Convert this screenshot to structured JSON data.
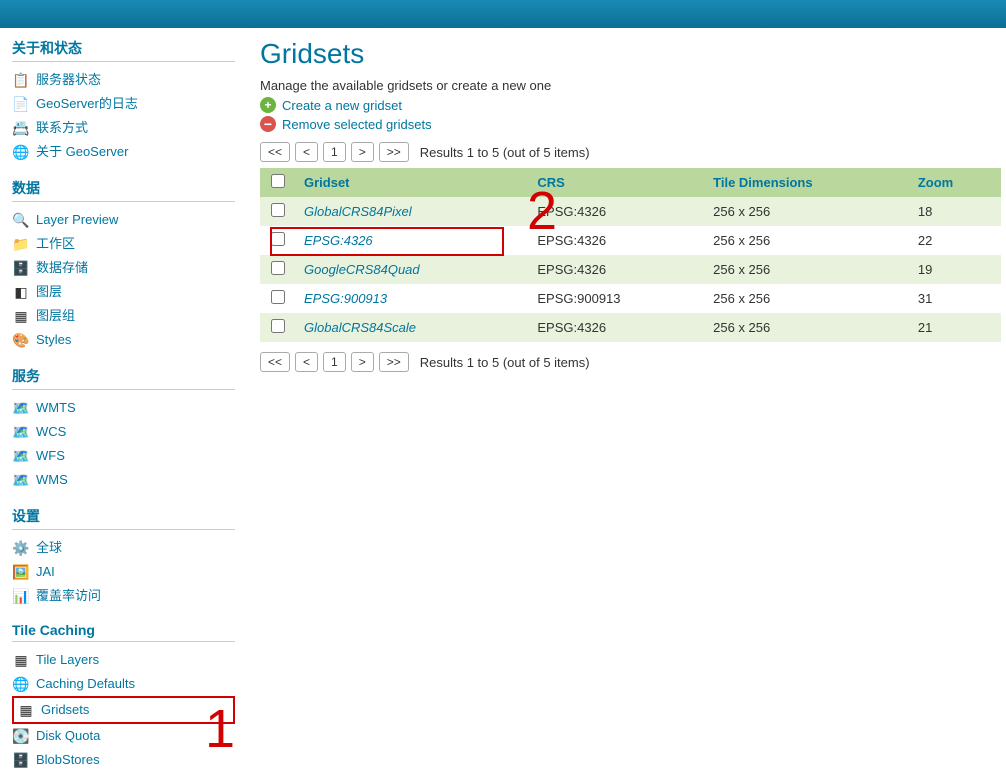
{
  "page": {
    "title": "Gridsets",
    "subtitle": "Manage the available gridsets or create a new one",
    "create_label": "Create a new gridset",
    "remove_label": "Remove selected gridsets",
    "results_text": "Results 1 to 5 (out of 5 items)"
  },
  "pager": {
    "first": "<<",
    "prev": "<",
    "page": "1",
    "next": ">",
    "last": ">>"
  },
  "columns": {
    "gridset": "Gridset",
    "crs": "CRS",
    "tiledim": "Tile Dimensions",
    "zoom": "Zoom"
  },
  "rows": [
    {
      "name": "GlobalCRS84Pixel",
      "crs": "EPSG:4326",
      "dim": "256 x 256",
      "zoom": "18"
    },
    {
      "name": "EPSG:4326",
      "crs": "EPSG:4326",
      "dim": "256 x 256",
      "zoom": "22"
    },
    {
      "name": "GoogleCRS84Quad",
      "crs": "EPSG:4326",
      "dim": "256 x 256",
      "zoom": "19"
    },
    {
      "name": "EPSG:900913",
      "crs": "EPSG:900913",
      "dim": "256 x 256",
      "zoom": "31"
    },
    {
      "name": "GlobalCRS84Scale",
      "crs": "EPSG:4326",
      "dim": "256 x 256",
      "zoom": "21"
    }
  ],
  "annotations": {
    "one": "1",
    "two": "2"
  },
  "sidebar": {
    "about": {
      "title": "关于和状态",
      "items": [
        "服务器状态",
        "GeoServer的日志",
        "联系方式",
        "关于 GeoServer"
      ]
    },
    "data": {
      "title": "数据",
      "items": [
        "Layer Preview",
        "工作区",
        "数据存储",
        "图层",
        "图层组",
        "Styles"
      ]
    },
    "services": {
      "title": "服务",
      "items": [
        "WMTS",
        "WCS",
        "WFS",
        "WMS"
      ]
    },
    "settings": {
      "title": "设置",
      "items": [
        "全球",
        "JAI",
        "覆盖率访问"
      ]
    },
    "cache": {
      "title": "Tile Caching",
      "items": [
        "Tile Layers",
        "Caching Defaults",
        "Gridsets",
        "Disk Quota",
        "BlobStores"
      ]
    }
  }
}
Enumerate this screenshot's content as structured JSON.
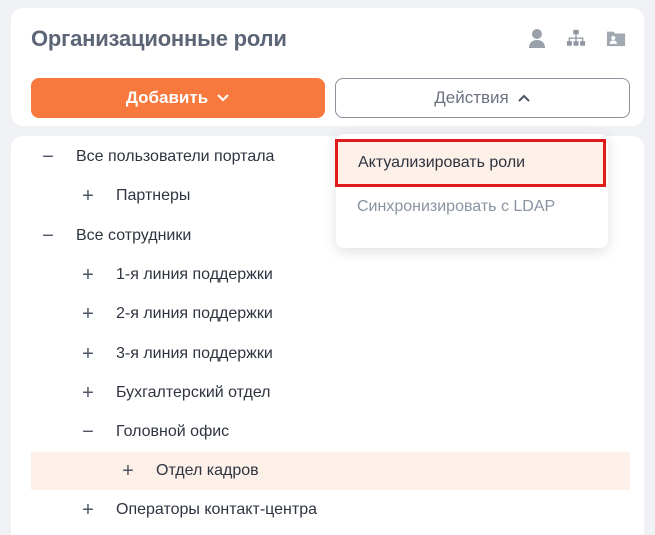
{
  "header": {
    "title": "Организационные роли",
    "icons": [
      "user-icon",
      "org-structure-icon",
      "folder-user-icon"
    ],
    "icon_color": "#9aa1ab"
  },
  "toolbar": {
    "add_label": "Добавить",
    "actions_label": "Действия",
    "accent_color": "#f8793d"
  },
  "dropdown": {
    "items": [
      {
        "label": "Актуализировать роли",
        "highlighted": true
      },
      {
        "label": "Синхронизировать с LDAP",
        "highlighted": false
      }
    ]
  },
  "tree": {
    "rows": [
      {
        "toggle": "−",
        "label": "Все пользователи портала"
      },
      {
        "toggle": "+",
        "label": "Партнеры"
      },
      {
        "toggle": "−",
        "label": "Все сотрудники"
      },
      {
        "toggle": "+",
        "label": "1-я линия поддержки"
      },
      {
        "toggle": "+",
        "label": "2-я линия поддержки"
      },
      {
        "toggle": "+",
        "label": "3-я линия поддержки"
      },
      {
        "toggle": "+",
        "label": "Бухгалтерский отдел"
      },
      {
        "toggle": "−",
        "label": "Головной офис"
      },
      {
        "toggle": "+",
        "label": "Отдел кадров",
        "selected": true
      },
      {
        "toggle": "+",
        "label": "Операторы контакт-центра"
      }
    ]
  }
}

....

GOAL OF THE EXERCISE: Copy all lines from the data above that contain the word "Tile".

TASK RESPONSE:
    "tiledim": "Tile Dimensions",
      "title": "Tile Caching",
        "Tile Layers",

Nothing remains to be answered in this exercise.